I love to explore men in states of forced apathy. It’s not so much that noir men are unfeeling in their natural states; it’s that their circumstances dictate they define clear emotional boundaries. They need to unburden themselves of empathy to get their jobs done. In noir writing, that emotional detachment can often lend itself to a wonderful, morbid humor, and that twisted humor is exactly what we have in this script in spades. 

The one person who knew I was innocent was dead. And I had a feeling God knew I was a joker and a thief. - @JoeSchiappa

Because noir is so much about destined doomed, it ties naturally to religious undertones. I’m continually searching for explorations of and references to God in literature, so that Joe evokes God as a player who influences the character’s fate, I appreciate. It makes his doom all the more terrifying. This isn’t your garden variety doom. This is mystic doom. Poor sucker. 

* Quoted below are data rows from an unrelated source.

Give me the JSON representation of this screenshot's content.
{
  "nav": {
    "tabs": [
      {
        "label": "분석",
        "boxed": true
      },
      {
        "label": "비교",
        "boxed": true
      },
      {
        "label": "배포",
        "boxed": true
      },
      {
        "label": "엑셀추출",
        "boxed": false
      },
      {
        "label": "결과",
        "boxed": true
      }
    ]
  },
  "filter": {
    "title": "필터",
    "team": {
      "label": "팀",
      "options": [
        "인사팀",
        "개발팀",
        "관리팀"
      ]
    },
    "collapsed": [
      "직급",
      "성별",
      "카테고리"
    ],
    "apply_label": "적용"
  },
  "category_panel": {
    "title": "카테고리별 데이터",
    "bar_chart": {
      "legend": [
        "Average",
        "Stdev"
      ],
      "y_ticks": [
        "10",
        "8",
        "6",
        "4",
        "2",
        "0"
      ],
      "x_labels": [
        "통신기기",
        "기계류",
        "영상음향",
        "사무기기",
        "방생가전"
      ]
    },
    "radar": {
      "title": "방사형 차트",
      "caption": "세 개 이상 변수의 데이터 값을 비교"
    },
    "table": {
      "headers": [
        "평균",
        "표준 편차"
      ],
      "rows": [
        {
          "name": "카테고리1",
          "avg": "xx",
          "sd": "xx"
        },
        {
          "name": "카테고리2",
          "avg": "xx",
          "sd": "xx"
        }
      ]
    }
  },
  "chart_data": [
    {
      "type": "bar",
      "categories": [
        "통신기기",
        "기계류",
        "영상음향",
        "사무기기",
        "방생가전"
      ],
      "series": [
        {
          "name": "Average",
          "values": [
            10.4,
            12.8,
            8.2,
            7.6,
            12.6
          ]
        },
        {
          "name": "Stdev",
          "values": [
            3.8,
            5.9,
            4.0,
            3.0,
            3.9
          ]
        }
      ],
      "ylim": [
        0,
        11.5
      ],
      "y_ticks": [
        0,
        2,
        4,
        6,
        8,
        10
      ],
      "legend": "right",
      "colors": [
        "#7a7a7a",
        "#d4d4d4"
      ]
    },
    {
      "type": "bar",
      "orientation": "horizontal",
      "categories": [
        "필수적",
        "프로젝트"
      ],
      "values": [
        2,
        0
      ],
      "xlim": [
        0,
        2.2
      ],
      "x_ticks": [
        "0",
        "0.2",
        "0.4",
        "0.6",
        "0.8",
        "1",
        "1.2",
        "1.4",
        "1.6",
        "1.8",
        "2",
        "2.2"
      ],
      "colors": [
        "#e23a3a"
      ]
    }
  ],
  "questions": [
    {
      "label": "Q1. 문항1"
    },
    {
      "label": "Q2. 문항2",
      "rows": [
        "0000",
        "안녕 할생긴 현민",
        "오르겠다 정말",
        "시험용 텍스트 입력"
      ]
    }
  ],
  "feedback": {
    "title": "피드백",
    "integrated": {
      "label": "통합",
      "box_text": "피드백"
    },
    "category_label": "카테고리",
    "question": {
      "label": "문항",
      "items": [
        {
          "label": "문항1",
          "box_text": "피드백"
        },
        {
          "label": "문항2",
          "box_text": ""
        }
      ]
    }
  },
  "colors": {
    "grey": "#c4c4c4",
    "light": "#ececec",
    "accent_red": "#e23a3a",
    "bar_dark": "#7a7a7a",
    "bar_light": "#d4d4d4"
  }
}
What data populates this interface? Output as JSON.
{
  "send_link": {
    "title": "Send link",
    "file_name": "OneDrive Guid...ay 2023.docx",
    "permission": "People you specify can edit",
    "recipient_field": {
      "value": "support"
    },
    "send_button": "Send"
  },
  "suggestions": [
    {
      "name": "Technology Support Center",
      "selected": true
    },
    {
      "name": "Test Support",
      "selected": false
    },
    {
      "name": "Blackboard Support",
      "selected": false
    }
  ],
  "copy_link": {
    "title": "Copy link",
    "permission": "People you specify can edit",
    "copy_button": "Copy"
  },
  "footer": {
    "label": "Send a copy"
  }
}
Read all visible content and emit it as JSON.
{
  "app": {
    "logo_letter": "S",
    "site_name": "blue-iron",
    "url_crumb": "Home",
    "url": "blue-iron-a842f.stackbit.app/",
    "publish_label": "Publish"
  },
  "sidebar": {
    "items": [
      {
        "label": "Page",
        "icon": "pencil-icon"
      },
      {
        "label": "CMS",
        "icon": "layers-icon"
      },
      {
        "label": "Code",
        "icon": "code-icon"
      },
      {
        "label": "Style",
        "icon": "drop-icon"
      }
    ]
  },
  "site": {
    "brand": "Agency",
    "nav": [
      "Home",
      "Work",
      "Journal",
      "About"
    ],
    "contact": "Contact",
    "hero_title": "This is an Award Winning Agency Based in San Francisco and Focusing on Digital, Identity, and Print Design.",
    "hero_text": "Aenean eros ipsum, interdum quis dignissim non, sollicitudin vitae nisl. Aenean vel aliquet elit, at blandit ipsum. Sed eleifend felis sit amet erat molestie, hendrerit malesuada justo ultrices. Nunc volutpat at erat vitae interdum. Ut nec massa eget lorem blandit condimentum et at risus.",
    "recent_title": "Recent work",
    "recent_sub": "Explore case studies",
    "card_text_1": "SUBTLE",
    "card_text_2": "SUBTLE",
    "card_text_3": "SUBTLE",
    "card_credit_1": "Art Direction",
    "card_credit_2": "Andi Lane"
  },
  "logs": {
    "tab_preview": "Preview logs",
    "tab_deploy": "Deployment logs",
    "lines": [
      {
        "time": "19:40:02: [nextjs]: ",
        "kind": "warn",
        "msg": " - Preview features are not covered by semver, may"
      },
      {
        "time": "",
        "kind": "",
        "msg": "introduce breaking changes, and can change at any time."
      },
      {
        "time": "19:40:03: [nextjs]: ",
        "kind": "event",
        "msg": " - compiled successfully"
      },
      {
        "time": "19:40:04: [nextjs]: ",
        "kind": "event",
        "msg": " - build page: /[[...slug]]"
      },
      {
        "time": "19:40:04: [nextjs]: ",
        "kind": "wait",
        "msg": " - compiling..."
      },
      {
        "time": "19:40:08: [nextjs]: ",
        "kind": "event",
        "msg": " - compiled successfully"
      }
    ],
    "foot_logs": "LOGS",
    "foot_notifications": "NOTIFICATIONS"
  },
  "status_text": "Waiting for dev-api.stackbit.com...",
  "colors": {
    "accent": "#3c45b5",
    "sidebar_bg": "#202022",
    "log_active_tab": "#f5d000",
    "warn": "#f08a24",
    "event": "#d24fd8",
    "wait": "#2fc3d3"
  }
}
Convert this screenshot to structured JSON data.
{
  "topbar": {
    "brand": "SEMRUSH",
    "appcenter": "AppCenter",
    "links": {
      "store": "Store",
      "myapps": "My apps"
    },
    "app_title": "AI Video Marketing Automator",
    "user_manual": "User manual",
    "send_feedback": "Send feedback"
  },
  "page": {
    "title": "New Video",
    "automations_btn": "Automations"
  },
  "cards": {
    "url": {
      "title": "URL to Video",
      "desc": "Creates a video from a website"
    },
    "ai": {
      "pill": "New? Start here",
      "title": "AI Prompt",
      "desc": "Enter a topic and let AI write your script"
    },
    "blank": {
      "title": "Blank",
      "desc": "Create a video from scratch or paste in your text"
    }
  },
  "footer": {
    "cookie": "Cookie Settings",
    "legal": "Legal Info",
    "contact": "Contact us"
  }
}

I had six seconds to decide if the one bullet I had left was for me or him. - @JoeSchiappa

Never underestimate the power of simplicity. This script is bare bones, but it’s immediate and urgent. The character has to make a decision now, and I want to know what decision he makes. Does he take the easy way out with suicide, or does he fight, even if the fighting is futile? You know my vote. I’m spoiling for a fight. 

“If I didn’t love you,” she retorted, “I’d have told the mob where you are instead of the cops.” - @Lexcelsior

Great dialogue looks easy. It’s not. The script leans on its biting dialogue - one line of truth that tells you volumes about the relationship between this sassy woman and her man. 

He didn’t know if she was lying. He didn’t care. He would’ve done anything she asked to be near her, and he did. The fool. - @missbethg

The women of film noir crave power. Often they snatch that power, if only for a time. The femme fatale, beware: Feminists gone manipulative and lethal.

I’ll be honest: At times, I’ve wanted to yield that fashion of power, particularly over a man. It’s flattering to know a man would do anything for you. In the end, though, for me that need for power is so modest; it’s so trumped by my desire of genuine mutual, equivalent affection that I don’t even recognize its existence. Noir depends on women who forget that genuine mutual, equivalent affection is possible. This script gets directly to that core point. I’m glad those women exist in the world. Diversity of ambition and temperment makes society - and storytelling - colorful. With that said, I’m even happier that I’m not among that loveless lady crew.

It was a hot, lonely night. The type of lonely you crave. The kind of lonely you’re not sure will end. Then she appears. - @pgsroufe49

Contradictions are tools for compelling noir writing. How can you crave loneliness? The thought stops me. I want to spend more time mulling it. Do I crave loneliness? Do you? 

Four beers and a cold sandwich are no way to spend a Friday night, but the dame has to be tailed by some bum, so I’m elected. - @suesueapplegate

Call me a tender heart for the self-deprecating. I like this bum. I’ll happily spend time on a stake out with him. He just needs to share that sandwich with me. 

My place looked like it had been turned over. And this time, rather than the aftermath of a night on the gin, it actually had. - @VieuxPoissons

The ransack - another essential element of noir. In a noir world, someone is going to steal something from you. You hope it’s not the most valuable possession you have, though, of course, it will be. 

The dame had a gun. I liked dames with guns, but most dames liked the guns on me. She was unlike most dames, except in that way. - @YouOldSoAndSo

Repetition is a powerful literary tool. The uses of the words “dame,” “gun” and “like” to make different, conflicting series of thoughts fascinate me. Try giving yourself just three words to repeat in this same way. Can you reshape the relationships between those words to twist and turn conceptually as this script does? It’s not easy. Brilliant.  

Our friends at The Black List are culling this list of Top 20 to Top 10. After, that we’ll send the finalists to filmmaker Ed Burns for last judging. Look out for updates as we announce the winners.

And until then, keep spending #NoirSummer with us. Bogart & Bacall in KEY LARGO (’48). Somehow, I suspect you won’t miss it. We’ll show the film this Friday, July 3 at 8am ET/5am PT.